Input data:
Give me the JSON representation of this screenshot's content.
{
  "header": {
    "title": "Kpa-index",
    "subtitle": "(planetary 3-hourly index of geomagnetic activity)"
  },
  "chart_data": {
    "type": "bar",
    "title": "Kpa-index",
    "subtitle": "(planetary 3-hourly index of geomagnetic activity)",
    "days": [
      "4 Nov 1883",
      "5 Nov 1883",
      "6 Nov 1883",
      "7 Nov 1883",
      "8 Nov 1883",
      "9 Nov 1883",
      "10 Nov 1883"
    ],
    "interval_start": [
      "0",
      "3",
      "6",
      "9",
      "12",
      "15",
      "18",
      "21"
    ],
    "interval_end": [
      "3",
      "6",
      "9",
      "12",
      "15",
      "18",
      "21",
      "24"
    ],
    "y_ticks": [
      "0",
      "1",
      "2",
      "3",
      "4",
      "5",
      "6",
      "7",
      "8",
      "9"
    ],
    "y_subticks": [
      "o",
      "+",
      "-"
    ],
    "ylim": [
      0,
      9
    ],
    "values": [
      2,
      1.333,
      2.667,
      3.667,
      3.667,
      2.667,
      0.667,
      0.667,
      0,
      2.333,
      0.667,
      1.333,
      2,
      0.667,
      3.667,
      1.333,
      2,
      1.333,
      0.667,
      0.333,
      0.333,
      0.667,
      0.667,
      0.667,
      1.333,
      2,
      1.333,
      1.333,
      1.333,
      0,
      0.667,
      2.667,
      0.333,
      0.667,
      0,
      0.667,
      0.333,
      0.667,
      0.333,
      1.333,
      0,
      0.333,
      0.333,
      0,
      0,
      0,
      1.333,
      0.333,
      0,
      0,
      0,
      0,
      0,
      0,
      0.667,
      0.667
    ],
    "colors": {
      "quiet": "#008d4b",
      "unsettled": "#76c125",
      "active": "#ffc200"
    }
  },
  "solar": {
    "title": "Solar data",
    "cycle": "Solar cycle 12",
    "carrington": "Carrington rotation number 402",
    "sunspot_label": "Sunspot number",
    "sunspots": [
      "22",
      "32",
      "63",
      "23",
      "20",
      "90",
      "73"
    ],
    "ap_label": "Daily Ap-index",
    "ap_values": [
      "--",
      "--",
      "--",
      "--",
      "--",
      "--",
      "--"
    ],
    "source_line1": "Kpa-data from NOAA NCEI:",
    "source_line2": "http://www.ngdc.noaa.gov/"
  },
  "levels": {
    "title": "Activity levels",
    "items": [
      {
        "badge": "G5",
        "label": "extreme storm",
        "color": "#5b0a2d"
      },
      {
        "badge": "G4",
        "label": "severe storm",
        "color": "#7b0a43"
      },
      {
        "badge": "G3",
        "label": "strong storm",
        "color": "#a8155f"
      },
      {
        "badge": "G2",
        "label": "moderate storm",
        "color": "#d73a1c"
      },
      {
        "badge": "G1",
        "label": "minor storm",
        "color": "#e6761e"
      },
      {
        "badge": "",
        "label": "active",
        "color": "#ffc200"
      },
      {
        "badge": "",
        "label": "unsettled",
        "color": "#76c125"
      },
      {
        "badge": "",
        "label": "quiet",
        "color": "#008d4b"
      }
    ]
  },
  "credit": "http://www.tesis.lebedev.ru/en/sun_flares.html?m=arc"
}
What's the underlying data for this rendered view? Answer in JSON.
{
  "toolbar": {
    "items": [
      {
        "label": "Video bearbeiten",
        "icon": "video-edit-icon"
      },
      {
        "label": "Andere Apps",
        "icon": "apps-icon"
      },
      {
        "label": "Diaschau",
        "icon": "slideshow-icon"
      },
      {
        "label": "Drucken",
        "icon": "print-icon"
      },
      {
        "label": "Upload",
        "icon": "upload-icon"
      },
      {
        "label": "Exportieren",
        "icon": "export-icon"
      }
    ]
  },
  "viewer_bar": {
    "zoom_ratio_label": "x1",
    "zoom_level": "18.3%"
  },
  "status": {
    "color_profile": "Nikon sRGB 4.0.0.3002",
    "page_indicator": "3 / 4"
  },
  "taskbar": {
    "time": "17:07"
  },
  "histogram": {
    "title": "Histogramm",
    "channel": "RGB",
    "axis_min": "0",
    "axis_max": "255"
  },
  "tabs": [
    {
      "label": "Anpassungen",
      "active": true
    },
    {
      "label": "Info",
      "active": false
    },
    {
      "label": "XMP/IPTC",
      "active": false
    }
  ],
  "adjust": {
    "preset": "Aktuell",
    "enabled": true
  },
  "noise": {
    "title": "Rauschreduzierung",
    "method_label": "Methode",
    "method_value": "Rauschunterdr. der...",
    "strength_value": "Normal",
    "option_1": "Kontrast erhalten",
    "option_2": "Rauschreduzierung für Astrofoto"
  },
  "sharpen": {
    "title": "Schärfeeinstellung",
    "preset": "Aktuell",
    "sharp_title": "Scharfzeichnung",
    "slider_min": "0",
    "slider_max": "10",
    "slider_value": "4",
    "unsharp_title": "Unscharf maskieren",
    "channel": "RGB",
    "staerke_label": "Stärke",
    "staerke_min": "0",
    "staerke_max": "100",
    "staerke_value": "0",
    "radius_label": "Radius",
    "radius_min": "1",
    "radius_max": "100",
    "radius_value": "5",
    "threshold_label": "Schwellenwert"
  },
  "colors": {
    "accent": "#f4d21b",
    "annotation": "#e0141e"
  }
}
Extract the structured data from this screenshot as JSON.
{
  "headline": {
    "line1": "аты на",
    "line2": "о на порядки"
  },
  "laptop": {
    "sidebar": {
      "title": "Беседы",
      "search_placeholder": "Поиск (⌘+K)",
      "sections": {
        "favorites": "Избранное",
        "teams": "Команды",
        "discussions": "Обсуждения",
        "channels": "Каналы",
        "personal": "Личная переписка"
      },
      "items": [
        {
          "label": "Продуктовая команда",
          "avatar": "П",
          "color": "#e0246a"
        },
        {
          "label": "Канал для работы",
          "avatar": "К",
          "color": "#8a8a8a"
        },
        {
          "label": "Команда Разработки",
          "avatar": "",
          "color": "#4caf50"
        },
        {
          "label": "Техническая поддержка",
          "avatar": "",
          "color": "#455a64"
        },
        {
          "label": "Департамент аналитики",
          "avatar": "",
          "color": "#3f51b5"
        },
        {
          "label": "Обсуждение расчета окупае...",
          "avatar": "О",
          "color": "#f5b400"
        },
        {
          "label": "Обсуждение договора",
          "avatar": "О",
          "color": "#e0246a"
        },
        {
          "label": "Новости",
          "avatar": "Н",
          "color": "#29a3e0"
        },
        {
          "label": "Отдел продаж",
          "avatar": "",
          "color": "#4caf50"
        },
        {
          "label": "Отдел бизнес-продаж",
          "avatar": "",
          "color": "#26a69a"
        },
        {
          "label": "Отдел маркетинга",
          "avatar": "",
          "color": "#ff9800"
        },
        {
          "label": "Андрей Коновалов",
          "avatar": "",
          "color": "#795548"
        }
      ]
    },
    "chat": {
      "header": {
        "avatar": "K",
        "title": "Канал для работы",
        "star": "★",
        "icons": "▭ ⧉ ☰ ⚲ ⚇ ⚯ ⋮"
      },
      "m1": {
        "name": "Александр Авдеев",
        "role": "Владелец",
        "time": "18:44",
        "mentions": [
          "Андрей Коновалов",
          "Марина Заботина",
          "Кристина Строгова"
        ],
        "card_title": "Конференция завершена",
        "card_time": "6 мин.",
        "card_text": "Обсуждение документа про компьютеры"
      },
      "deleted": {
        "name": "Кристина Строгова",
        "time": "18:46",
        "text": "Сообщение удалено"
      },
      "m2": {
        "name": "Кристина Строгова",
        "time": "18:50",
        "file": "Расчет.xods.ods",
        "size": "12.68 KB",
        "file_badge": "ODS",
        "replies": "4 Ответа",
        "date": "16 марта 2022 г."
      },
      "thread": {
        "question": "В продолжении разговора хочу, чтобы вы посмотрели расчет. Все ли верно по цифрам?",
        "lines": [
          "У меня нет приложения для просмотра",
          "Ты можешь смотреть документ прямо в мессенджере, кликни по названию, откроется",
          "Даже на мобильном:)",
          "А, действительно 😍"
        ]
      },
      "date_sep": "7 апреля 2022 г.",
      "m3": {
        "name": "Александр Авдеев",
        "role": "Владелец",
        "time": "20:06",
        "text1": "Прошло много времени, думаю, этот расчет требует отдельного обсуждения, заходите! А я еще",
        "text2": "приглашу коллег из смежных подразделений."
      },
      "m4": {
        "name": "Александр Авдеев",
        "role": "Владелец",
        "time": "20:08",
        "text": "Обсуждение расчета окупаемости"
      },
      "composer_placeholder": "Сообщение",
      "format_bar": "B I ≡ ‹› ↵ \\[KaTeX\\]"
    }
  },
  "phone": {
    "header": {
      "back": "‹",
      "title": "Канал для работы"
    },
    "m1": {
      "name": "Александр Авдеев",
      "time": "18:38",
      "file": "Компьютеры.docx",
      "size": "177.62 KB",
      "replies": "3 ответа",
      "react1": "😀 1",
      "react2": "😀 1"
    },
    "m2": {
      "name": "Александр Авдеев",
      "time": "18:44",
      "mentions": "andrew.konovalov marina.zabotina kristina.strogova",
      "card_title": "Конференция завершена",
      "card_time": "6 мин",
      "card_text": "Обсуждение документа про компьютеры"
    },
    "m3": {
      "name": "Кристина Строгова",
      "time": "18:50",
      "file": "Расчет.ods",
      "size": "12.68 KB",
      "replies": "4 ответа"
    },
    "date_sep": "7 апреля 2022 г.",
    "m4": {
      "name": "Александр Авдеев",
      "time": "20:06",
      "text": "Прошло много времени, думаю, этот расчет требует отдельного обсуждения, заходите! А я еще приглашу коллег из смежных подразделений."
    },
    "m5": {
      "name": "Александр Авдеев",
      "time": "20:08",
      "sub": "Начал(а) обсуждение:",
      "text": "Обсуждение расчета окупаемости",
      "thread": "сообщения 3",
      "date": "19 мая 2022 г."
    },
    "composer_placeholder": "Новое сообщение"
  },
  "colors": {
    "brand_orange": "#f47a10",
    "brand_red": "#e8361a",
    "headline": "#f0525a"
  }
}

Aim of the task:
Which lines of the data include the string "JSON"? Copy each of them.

Task response:
Give me the JSON representation of this screenshot's content.
What's the underlying data for this rendered view? Answer in JSON.
Extract the structured data from this screenshot as JSON.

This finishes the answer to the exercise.